Blue Devil Knight said...

Anon: good point about atheistic school shooters. Theists never murder lots of people. Historically, we know such acts have always been undertaken by atheists.

If you want to go the route of playing the game "who is more moral than whom", then read this post. For reasons spelled out in the comments thread at Debunking Christianity, I think these types of arguments are inane. Atheists make them all the time, and they aren't any more convincing when they come out of the mouths of theists.

Ken Jacobs said...

BDK:

Although you don't refer to my post directly, I'd like to make it clear that my WTC 9/11 remark was not a "holier than thou" post, but meant to illustrate that theistic morality does not transcend circumstances, of which disparate theistic religions are one important circumstance that may vary, even within a single community.

Moral relativism is just as much a problem for theists as it is for nontheists--and it is a problem.

Mark said...

Selling themselves short morally? Nonsense. There's no "morally" for the materialist atheist, other than "doing whatever I damn well please because I decided I want to". Hard to sell oneself short by a standard one makes up on the fly. Now, there IS a "get arrested, become a social pariah, and/or get your balls chopped off by a vindictive husband/boyfriend/father/brother" aspect. Which, admittedly, can keep a would-be rapist in line.

Yikes.

On a different note, I would deny that Paris Hilton has wrecked her life.

Clayton said...

"To sum up, certain situations give us a reason to be moral, but those reasons don't hold up if the situation changes."

Sorry, Victor, but I think this is simply confused. Moral reasons are categorical reasons, they don't depend upon the desires that an agent has. These posts seem to confirm that you equate acting as if you are moral with moral motivation. They aren't the same thing at all.

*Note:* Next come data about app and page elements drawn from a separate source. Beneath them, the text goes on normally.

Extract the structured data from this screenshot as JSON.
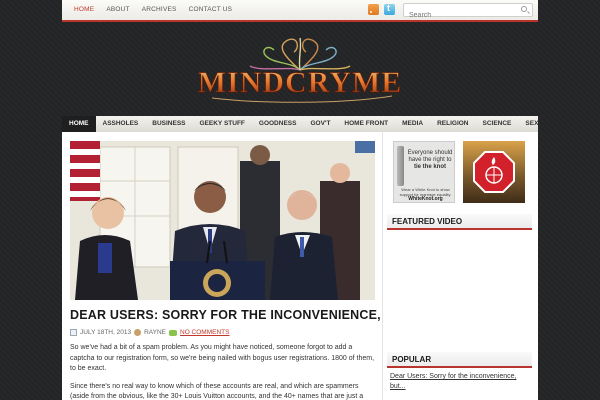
{
  "topbar": {
    "nav": [
      {
        "label": "HOME",
        "active": true
      },
      {
        "label": "ABOUT",
        "active": false
      },
      {
        "label": "ARCHIVES",
        "active": false
      },
      {
        "label": "CONTACT US",
        "active": false
      }
    ],
    "search_placeholder": "Search",
    "icons": [
      "rss-icon",
      "twitter-icon",
      "search-icon"
    ]
  },
  "logo": {
    "text": "MINDCRYME"
  },
  "mainnav": [
    {
      "label": "HOME",
      "active": true
    },
    {
      "label": "ASSHOLES"
    },
    {
      "label": "BUSINESS"
    },
    {
      "label": "GEEKY STUFF"
    },
    {
      "label": "GOODNESS"
    },
    {
      "label": "GOV'T"
    },
    {
      "label": "HOME FRONT"
    },
    {
      "label": "MEDIA"
    },
    {
      "label": "RELIGION"
    },
    {
      "label": "SCIENCE"
    },
    {
      "label": "SEX"
    }
  ],
  "post": {
    "title": "DEAR USERS: SORRY FOR THE INCONVENIENCE, BUT...",
    "date": "JULY 18TH, 2013",
    "author": "RAYNE",
    "comments": "NO COMMENTS",
    "paragraphs": [
      "So we've had a bit of a spam problem. As you might have noticed, someone forgot to add a captcha to our registration form, so we're being nailed with bogus user registrations. 1800 of them, to be exact.",
      "Since there's no real way to know which of these accounts are real, and which are spammers (aside from the obvious, like the 30+ Louis Vuitton accounts, and the 40+ names that are just a"
    ]
  },
  "sidebar": {
    "ad1": {
      "line1": "Everyone should",
      "line2": "have the right to",
      "line3": "tie the knot",
      "small": "Wear a White Knot to show support for marriage equality.",
      "url": "WhiteKnot.org"
    },
    "featured_title": "FEATURED VIDEO",
    "popular_title": "POPULAR",
    "popular_items": [
      "Dear Users: Sorry for the inconvenience, but..."
    ]
  },
  "colors": {
    "accent": "#b9342c",
    "nav_active": "#1f1f1f",
    "link": "#c0392b"
  }
}
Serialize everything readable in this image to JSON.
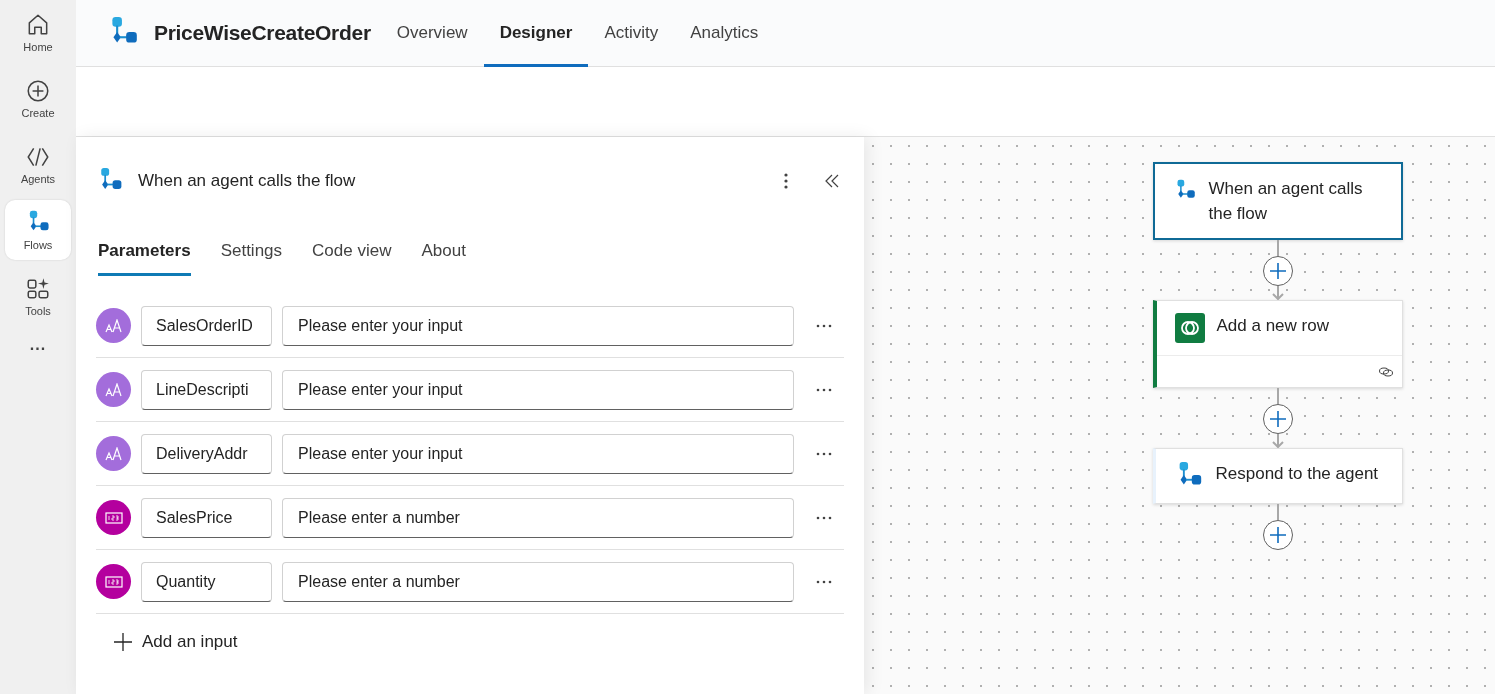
{
  "rail": {
    "items": [
      {
        "label": "Home",
        "kind": "home",
        "selected": false
      },
      {
        "label": "Create",
        "kind": "create",
        "selected": false
      },
      {
        "label": "Agents",
        "kind": "agents",
        "selected": false
      },
      {
        "label": "Flows",
        "kind": "flows",
        "selected": true
      },
      {
        "label": "Tools",
        "kind": "tools",
        "selected": false
      }
    ],
    "more": "..."
  },
  "header": {
    "title": "PriceWiseCreateOrder",
    "tabs": [
      {
        "label": "Overview",
        "selected": false
      },
      {
        "label": "Designer",
        "selected": true
      },
      {
        "label": "Activity",
        "selected": false
      },
      {
        "label": "Analytics",
        "selected": false
      }
    ]
  },
  "panel": {
    "title": "When an agent calls the flow",
    "tabs": [
      {
        "label": "Parameters",
        "selected": true
      },
      {
        "label": "Settings",
        "selected": false
      },
      {
        "label": "Code view",
        "selected": false
      },
      {
        "label": "About",
        "selected": false
      }
    ],
    "inputs": [
      {
        "kind": "text",
        "name": "SalesOrderID",
        "placeholder": "Please enter your input"
      },
      {
        "kind": "text",
        "name": "LineDescripti",
        "placeholder": "Please enter your input"
      },
      {
        "kind": "text",
        "name": "DeliveryAddr",
        "placeholder": "Please enter your input"
      },
      {
        "kind": "number",
        "name": "SalesPrice",
        "placeholder": "Please enter a number"
      },
      {
        "kind": "number",
        "name": "Quantity",
        "placeholder": "Please enter a number"
      }
    ],
    "add_label": "Add an input"
  },
  "canvas": {
    "nodes": [
      {
        "kind": "trigger",
        "title": "When an agent calls the flow",
        "selected": true
      },
      {
        "kind": "dataverse",
        "title": "Add a new row",
        "selected": false
      },
      {
        "kind": "respond",
        "title": "Respond to the agent",
        "selected": false
      }
    ]
  }
}
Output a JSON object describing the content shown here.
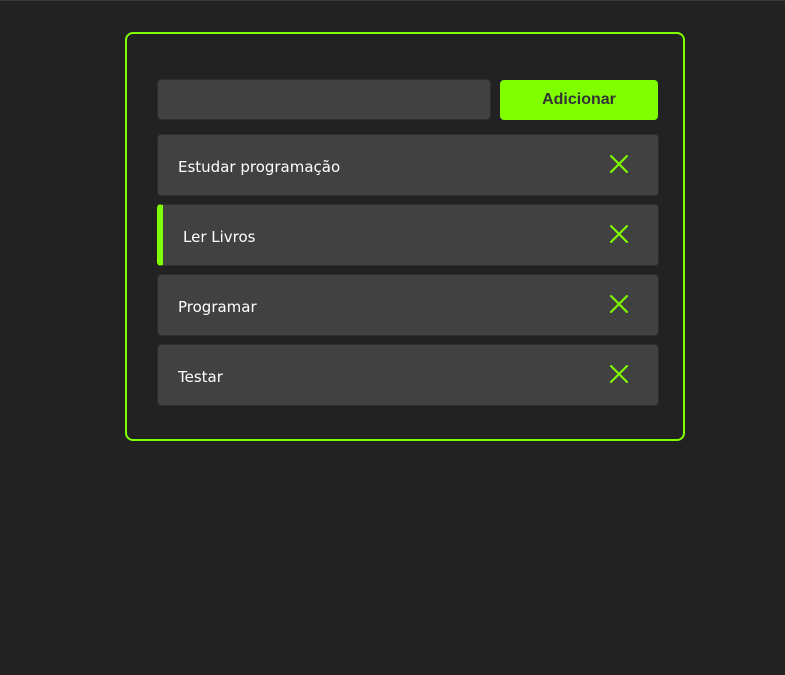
{
  "form": {
    "input_value": "",
    "input_placeholder": "",
    "add_label": "Adicionar"
  },
  "tasks": [
    {
      "label": "Estudar programação",
      "active": false
    },
    {
      "label": "Ler Livros",
      "active": true
    },
    {
      "label": "Programar",
      "active": false
    },
    {
      "label": "Testar",
      "active": false
    }
  ],
  "icons": {
    "delete": "close-icon"
  },
  "colors": {
    "background": "#222222",
    "accent": "#7fff00",
    "surface": "#414141",
    "text": "#ffffff"
  }
}
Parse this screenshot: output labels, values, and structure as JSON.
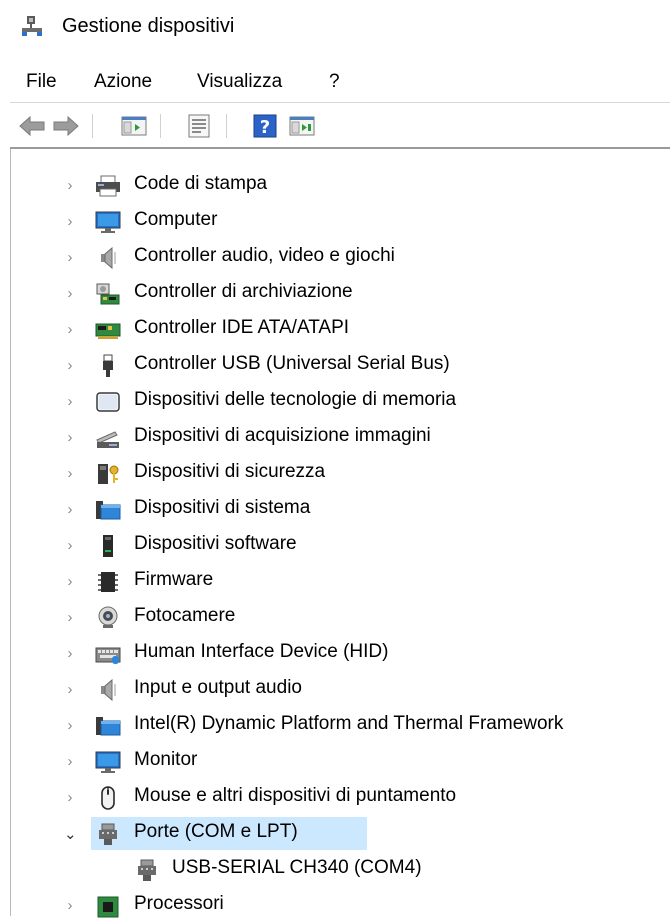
{
  "window": {
    "title": "Gestione dispositivi",
    "icon": "device-manager-icon"
  },
  "menu": [
    {
      "label": "File"
    },
    {
      "label": "Azione"
    },
    {
      "label": "Visualizza"
    },
    {
      "label": "?"
    }
  ],
  "toolbar": {
    "buttons": [
      "back-arrow-icon",
      "forward-arrow-icon",
      "show-hide-console-tree-icon",
      "properties-icon",
      "help-icon",
      "scan-hardware-icon"
    ]
  },
  "tree": {
    "items": [
      {
        "label": "Code di stampa",
        "icon": "printer-icon",
        "state": "collapsed"
      },
      {
        "label": "Computer",
        "icon": "computer-icon",
        "state": "collapsed"
      },
      {
        "label": "Controller audio, video e giochi",
        "icon": "speaker-icon",
        "state": "collapsed"
      },
      {
        "label": "Controller di archiviazione",
        "icon": "storage-controller-icon",
        "state": "collapsed"
      },
      {
        "label": "Controller IDE ATA/ATAPI",
        "icon": "ide-controller-icon",
        "state": "collapsed"
      },
      {
        "label": "Controller USB (Universal Serial Bus)",
        "icon": "usb-plug-icon",
        "state": "collapsed"
      },
      {
        "label": "Dispositivi delle tecnologie di memoria",
        "icon": "memory-device-icon",
        "state": "collapsed"
      },
      {
        "label": "Dispositivi di acquisizione immagini",
        "icon": "scanner-icon",
        "state": "collapsed"
      },
      {
        "label": "Dispositivi di sicurezza",
        "icon": "security-key-icon",
        "state": "collapsed"
      },
      {
        "label": "Dispositivi di sistema",
        "icon": "system-folder-icon",
        "state": "collapsed"
      },
      {
        "label": "Dispositivi software",
        "icon": "software-device-icon",
        "state": "collapsed"
      },
      {
        "label": "Firmware",
        "icon": "firmware-chip-icon",
        "state": "collapsed"
      },
      {
        "label": "Fotocamere",
        "icon": "webcam-icon",
        "state": "collapsed"
      },
      {
        "label": "Human Interface Device (HID)",
        "icon": "hid-keyboard-icon",
        "state": "collapsed"
      },
      {
        "label": "Input e output audio",
        "icon": "speaker-icon",
        "state": "collapsed"
      },
      {
        "label": "Intel(R) Dynamic Platform and Thermal Framework",
        "icon": "system-folder-icon",
        "state": "collapsed"
      },
      {
        "label": "Monitor",
        "icon": "monitor-icon",
        "state": "collapsed"
      },
      {
        "label": "Mouse e altri dispositivi di puntamento",
        "icon": "mouse-icon",
        "state": "collapsed"
      },
      {
        "label": "Porte (COM e LPT)",
        "icon": "port-connector-icon",
        "state": "expanded",
        "selected": true
      },
      {
        "label": "USB-SERIAL CH340 (COM4)",
        "icon": "port-connector-icon",
        "state": "child"
      },
      {
        "label": "Processori",
        "icon": "processor-icon",
        "state": "collapsed"
      }
    ]
  },
  "colors": {
    "selection": "#cce8ff",
    "accent_blue": "#1e73d2",
    "chevron": "#8a8a8a"
  }
}
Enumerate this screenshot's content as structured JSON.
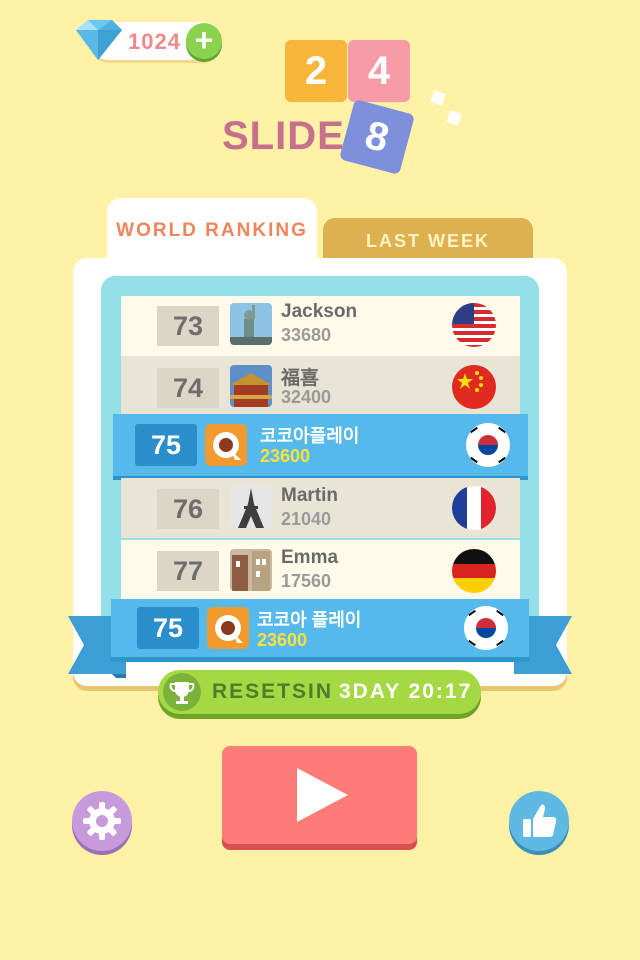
{
  "header": {
    "gems": "1024",
    "plus_symbol": "+"
  },
  "logo": {
    "tile_2": "2",
    "tile_4": "4",
    "tile_8": "8",
    "word": "SLIDE"
  },
  "tabs": {
    "world_ranking": "WORLD RANKING",
    "last_week": "LAST WEEK"
  },
  "rows": [
    {
      "rank": "73",
      "name": "Jackson",
      "score": "33680",
      "flag": "usa-flag",
      "thumb": "statue-of-liberty"
    },
    {
      "rank": "74",
      "name": "福喜",
      "score": "32400",
      "flag": "china-flag",
      "thumb": "chinese-temple"
    },
    {
      "rank": "76",
      "name": "Martin",
      "score": "21040",
      "flag": "france-flag",
      "thumb": "eiffel-tower"
    },
    {
      "rank": "77",
      "name": "Emma",
      "score": "17560",
      "flag": "germany-flag",
      "thumb": "german-building"
    }
  ],
  "me_in_list": {
    "rank": "75",
    "name": "코코아플레이",
    "score": "23600",
    "flag": "korea-flag"
  },
  "me_ribbon": {
    "rank": "75",
    "name": "코코아 플레이",
    "score": "23600",
    "flag": "korea-flag"
  },
  "resets": {
    "label": "RESETS",
    "in": "IN",
    "time": "3DAY 20:17"
  },
  "colors": {
    "background": "#FFF1A6",
    "accent_blue": "#55B9EC",
    "play_red": "#FF7C78",
    "green": "#A5D944"
  }
}
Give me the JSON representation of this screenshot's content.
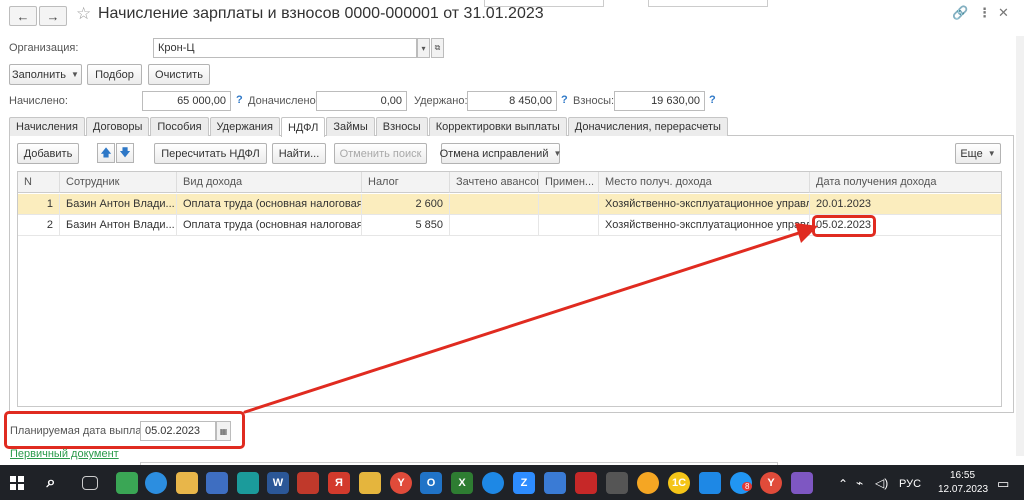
{
  "window": {
    "title": "Начисление зарплаты и взносов 0000-000001 от 31.01.2023",
    "back_icon": "←",
    "forward_icon": "→",
    "star_icon": "☆",
    "link_icon": "🔗",
    "more_icon": "⋮",
    "close_icon": "✕"
  },
  "form": {
    "org_label": "Организация:",
    "org_value": "Крон-Ц",
    "buttons": {
      "fill": "Заполнить",
      "pick": "Подбор",
      "clear": "Очистить"
    },
    "totals": {
      "accrued_label": "Начислено:",
      "accrued_value": "65 000,00",
      "extra_label": "Доначислено:",
      "extra_value": "0,00",
      "withheld_label": "Удержано:",
      "withheld_value": "8 450,00",
      "contrib_label": "Взносы:",
      "contrib_value": "19 630,00",
      "help_icon": "?"
    }
  },
  "tabs": [
    "Начисления",
    "Договоры",
    "Пособия",
    "Удержания",
    "НДФЛ",
    "Займы",
    "Взносы",
    "Корректировки выплаты",
    "Доначисления, перерасчеты"
  ],
  "active_tab": "НДФЛ",
  "toolbar": {
    "add": "Добавить",
    "up_icon": "🡅",
    "down_icon": "🡇",
    "recalc": "Пересчитать НДФЛ",
    "find": "Найти...",
    "cancel_search": "Отменить поиск",
    "undo_fixes": "Отмена исправлений",
    "more": "Еще"
  },
  "table": {
    "columns": [
      "N",
      "Сотрудник",
      "Вид дохода",
      "Налог",
      "Зачтено авансов",
      "Примен...",
      "Место получ. дохода",
      "Дата получения дохода"
    ],
    "rows": [
      {
        "n": "1",
        "employee": "Базин Антон Влади...",
        "income": "Оплата труда (основная налоговая ...",
        "tax": "2 600",
        "advances": "",
        "applied": "",
        "place": "Хозяйственно-эксплуатационное управле...",
        "date": "20.01.2023"
      },
      {
        "n": "2",
        "employee": "Базин Антон Влади...",
        "income": "Оплата труда (основная налоговая ...",
        "tax": "5 850",
        "advances": "",
        "applied": "",
        "place": "Хозяйственно-эксплуатационное управле...",
        "date": "05.02.2023"
      }
    ]
  },
  "footer": {
    "pay_date_label": "Планируемая дата выплаты:",
    "pay_date_value": "05.02.2023",
    "calendar_icon": "▦",
    "primary_doc_link": "Первичный документ"
  },
  "taskbar": {
    "search_icon": "⌕",
    "lang": "РУС",
    "time": "16:55",
    "date": "12.07.2023",
    "badge": "8",
    "colors": {
      "bar": "#1f2227",
      "accent_red": "#e02b20"
    }
  }
}
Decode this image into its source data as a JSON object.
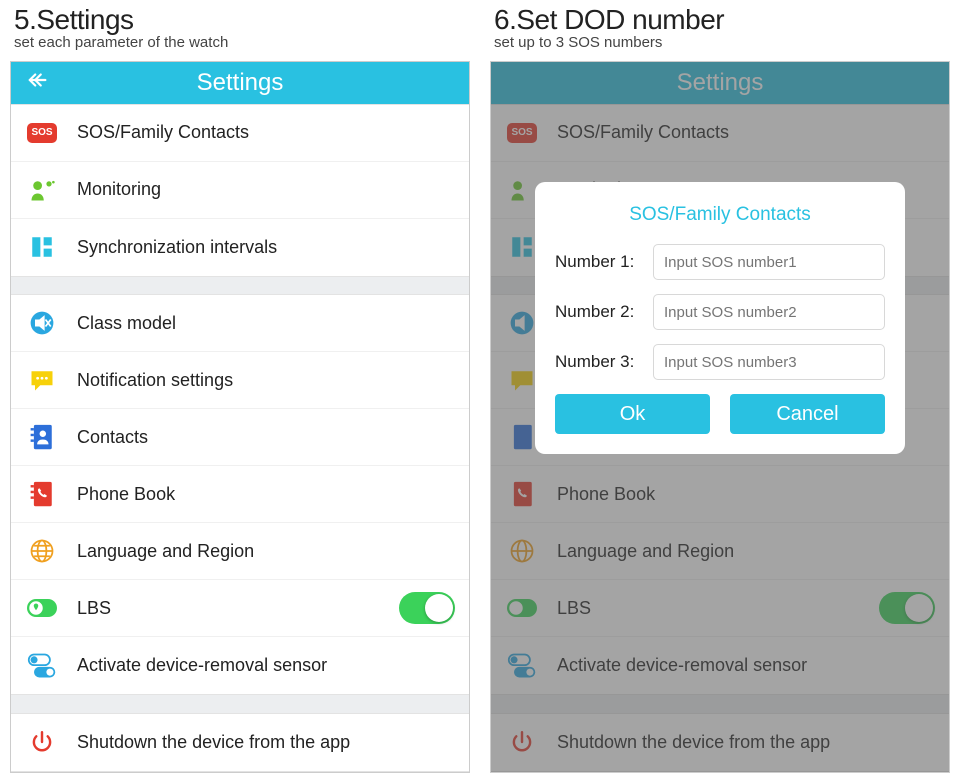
{
  "left": {
    "section_number": "5.",
    "section_title": "Settings",
    "section_sub": "set each parameter of the watch",
    "header": "Settings",
    "sos_badge": "SOS",
    "items": [
      {
        "label": "SOS/Family Contacts"
      },
      {
        "label": "Monitoring"
      },
      {
        "label": "Synchronization intervals"
      },
      {
        "label": "Class model"
      },
      {
        "label": "Notification settings"
      },
      {
        "label": "Contacts"
      },
      {
        "label": "Phone Book"
      },
      {
        "label": "Language and Region"
      },
      {
        "label": "LBS"
      },
      {
        "label": "Activate device-removal sensor"
      },
      {
        "label": "Shutdown the device from the app"
      }
    ],
    "lbs_toggle_on": true
  },
  "right": {
    "section_number": "6.",
    "section_title": "Set DOD number",
    "section_sub": "set up to 3 SOS numbers",
    "header": "Settings",
    "modal": {
      "title": "SOS/Family Contacts",
      "fields": [
        {
          "label": "Number 1:",
          "placeholder": "Input SOS number1"
        },
        {
          "label": "Number 2:",
          "placeholder": "Input SOS number2"
        },
        {
          "label": "Number 3:",
          "placeholder": "Input SOS number3"
        }
      ],
      "ok": "Ok",
      "cancel": "Cancel"
    }
  }
}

Also, Ricky Gervais vs. Britney Spears. He's atheist. She's a theist.

Steven Carr said...

Britney Spears was famous for her Christianity.

But Christians are famous for their generosity, inspired as they are by the words of their Lord and Saviour :-

'"Be careful not to do your 'acts of righteousness' before men, to be seen by them. If you do, you will have no reward from your Father in heaven.
"So when you give to the needy, do not announce it with trumpets, as the hypocrites do in the synagogues and on the streets, to be honored by men.'

I've lost track of the number of Christians who tell me how much they give in anonymous donations.

Gordon Knight said...

its objective morality, not theism per se that is necessary. theism is compatible with ob. morals but neither entails nor is entailed by it. Divine command theory is just subjectivism writ large, and of course one can hold there are moral truths w/o believing that there is a God.

Gordon Knight said...

When this question comes up, I am always reminded of Prichard's classic but perhaps less read article "Does Moral Philosophy Rest on Mistake?"

Doctor Logic said...

Gordon,

Objective morality is necessary for what?

Gordon Knight said...

BDK: I mean, I don't think y ou need a reason to be moral. being moral (something being good or bad) is itself a reason.

To see the good is to recognize a reason for doing it, namely, that it is GOOD> you don't need anything else.

Of course the good does not compell, it does not hurt to have jails, social sanction etc.. but if you recognize x is good that gives you a reason, a motive, for doing x.\

So methinks, anyway.

Gordon Knight said...

sorry, I meant dr. logic, not BDK

Doctor Logic said...

Gordon,

To see the good is to recognize a reason for doing it, namely, that it is GOOD you don't need anything else.

This doesn't seem like an argument for objective morality. I think I could find subjective things that would fit this sort of pattern.

If I'm reading you correctly, you're saying that goodness is that which necessarily justifies a decision. I agree that all proper decisions are necessarily justified by the mind that decides them. However, justifications could be subjective.

If we can be mistaken in our recognition of the good, what is the corrective mechanism? I think this is the key point.